An unlikely coalition of liberals and conservatives here is fighting a proposed change, backed by the city's traditional power brokers, in the way Houstonians elect their city council.

A very light voter turnout is expected in a referendum Saturday that could determine not only the city council's makeup but also whether the Justice Department will permit municipal elections in the nation's fifth largest city any time soon.

On the ballot is a proposal to enlarge the city council from eight to 14 members, with nine of the members to be elected by district and five to be elected at-large.

Currently, the entire city council is selected at-large, which the Justice Department has said violates the 1965 Voting Rights Act by diluting minority voting strength in the city.

As evidence of this, the department notes that since the current city council system was set up in 1955, only one black and no Mexican-American council members have been elected in a city roughly 25 percent black and 13.5 percent Mexican American.

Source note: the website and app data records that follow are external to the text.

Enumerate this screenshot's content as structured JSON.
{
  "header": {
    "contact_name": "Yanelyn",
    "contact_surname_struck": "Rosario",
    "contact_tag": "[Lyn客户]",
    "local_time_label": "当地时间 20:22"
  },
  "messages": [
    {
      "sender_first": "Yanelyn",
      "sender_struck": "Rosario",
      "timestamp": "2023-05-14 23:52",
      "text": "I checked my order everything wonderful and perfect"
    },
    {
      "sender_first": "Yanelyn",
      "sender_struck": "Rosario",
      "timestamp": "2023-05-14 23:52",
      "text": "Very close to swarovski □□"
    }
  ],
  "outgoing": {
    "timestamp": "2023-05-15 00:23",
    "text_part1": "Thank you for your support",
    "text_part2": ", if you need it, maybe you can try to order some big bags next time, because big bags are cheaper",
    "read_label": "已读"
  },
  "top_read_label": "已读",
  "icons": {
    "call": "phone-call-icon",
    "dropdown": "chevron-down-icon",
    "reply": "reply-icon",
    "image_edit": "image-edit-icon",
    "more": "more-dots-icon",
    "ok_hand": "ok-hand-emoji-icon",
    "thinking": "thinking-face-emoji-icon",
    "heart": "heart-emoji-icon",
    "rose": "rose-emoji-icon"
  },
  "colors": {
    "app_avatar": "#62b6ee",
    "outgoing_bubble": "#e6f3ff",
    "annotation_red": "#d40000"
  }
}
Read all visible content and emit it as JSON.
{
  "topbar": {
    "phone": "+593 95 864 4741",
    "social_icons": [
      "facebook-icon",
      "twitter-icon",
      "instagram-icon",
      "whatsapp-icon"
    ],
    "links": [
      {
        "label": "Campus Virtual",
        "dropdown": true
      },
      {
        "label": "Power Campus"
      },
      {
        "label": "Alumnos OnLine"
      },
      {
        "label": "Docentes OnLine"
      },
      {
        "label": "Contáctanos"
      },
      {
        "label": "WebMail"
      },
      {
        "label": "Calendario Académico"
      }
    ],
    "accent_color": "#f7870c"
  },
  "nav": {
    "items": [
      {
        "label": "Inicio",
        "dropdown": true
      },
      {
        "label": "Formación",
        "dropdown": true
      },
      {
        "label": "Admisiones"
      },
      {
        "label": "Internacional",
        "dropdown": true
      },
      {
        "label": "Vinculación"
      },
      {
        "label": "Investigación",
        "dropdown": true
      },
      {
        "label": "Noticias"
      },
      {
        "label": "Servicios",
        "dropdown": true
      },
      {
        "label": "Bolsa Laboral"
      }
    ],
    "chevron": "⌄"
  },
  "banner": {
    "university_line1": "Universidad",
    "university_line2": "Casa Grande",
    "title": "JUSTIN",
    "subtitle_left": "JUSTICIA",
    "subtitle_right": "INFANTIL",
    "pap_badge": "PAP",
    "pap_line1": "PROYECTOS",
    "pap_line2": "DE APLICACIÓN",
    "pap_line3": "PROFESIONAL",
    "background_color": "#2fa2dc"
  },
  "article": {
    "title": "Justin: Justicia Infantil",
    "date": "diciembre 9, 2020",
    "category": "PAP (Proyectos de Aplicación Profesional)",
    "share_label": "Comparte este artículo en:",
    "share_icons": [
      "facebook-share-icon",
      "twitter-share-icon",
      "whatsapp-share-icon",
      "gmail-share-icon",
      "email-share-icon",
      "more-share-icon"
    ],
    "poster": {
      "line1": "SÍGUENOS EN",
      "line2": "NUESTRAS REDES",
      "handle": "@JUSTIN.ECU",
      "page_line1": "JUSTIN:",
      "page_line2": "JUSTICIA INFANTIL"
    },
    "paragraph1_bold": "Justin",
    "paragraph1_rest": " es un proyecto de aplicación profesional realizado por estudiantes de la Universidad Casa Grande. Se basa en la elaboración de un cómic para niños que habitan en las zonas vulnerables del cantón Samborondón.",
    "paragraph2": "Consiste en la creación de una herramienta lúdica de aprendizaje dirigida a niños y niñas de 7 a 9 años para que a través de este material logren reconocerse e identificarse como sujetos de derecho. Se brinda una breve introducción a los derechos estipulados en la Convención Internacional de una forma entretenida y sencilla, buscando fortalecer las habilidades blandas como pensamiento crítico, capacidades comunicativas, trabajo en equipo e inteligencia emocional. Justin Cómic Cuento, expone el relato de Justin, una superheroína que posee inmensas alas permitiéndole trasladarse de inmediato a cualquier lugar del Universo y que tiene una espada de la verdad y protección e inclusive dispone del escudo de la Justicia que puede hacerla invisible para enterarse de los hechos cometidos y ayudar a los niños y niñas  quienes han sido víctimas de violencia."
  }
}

In June, the Justice Department ruled that the city had broken the law by annexing largely white, suburban areas without guaranteeing minority representation on the city council through some system of single-member districts.

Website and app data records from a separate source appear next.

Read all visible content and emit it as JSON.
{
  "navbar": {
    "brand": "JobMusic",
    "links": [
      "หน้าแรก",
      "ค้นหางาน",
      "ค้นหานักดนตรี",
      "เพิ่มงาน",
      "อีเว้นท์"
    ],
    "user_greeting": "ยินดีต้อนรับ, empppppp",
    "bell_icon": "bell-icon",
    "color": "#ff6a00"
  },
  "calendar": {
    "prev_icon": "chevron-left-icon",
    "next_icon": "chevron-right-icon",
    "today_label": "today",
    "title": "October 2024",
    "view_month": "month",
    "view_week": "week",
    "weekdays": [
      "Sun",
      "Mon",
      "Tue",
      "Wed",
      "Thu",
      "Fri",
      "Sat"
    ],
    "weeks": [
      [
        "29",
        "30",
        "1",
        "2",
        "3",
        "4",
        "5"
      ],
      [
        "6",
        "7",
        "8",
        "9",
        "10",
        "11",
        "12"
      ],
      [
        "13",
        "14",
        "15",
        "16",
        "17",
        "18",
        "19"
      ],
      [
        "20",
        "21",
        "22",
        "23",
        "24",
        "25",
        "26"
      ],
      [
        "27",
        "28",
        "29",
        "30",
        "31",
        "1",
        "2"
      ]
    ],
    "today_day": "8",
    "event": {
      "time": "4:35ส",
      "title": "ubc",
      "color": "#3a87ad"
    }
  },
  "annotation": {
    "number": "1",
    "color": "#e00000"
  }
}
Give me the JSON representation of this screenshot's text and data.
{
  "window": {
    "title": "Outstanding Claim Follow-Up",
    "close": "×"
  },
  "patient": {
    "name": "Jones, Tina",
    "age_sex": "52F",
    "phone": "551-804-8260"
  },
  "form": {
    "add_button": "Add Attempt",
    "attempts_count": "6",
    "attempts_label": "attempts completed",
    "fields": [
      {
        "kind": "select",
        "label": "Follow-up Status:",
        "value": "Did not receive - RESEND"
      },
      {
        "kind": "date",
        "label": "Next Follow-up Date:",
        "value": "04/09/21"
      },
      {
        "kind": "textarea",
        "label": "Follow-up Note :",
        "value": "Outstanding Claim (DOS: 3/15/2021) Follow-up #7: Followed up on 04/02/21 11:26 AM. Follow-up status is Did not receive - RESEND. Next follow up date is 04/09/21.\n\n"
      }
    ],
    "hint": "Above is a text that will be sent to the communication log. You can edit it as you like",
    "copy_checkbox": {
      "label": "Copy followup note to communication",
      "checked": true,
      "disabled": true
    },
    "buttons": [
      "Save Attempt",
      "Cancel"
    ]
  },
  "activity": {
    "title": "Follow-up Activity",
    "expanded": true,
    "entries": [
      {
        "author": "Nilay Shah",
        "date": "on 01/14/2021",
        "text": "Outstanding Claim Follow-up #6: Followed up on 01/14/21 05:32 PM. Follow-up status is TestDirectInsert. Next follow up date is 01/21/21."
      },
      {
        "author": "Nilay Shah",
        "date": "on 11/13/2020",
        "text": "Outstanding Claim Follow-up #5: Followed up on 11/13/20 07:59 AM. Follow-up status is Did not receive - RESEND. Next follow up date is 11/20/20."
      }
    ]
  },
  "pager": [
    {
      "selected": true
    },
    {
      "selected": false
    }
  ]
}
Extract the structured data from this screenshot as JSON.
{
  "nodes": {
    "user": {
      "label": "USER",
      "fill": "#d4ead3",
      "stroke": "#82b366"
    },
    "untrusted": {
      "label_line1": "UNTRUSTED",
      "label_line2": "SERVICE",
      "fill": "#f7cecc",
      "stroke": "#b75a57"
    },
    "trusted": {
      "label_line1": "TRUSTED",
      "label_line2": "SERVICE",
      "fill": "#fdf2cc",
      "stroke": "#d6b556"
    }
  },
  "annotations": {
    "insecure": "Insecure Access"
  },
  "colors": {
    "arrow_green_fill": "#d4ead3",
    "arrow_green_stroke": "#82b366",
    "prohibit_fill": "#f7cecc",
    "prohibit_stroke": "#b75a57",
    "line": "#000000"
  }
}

The ruling, in effect, suspends municipal elections here until a single-member district plan satisfactory to the Justice Department is devised. Regular city elections would normally be held on Nov. 6.

The "9-5" plan on Saturday's ballot is backed by the mayor, city council, the Chamber of Commerce and other local business groups.

Chamber of Commerce President Louie Welch, a former five-term Houston mayor, argues that a defeat for the 9-5 plan would postpone a $400 million bond election designed to refill the city's nearly depleted capital improvements fund.

Welch, who only reluctantly favors the 9-5 plan, would prefer to see the Voting Rights Act amended to remove Texas from its provisions. He says that a council with more than 14 m4mbers - as proposed by other Houstonians - would be faction-prone, unwieldy and expensive.

Most opponents of the 9-5 plan, favor such a proposal, not on the ballot, calling for 16 single-member districts and four at-large council positions.

They hope that by defeating the plan, they can later bring this 16-4 plan to a vote. Minority, liberal, labor and homosexual groups are the heart of the anti-9-5 effort.

They have been joined, however, by civic activists in the usually conservative, newly annexed white suburbs, who contend their neighborhoods would be better represented under the 16-4 plan.

The city affairs committee of the local Republican party also voted two weeks ago to oppose the 9-5 plan.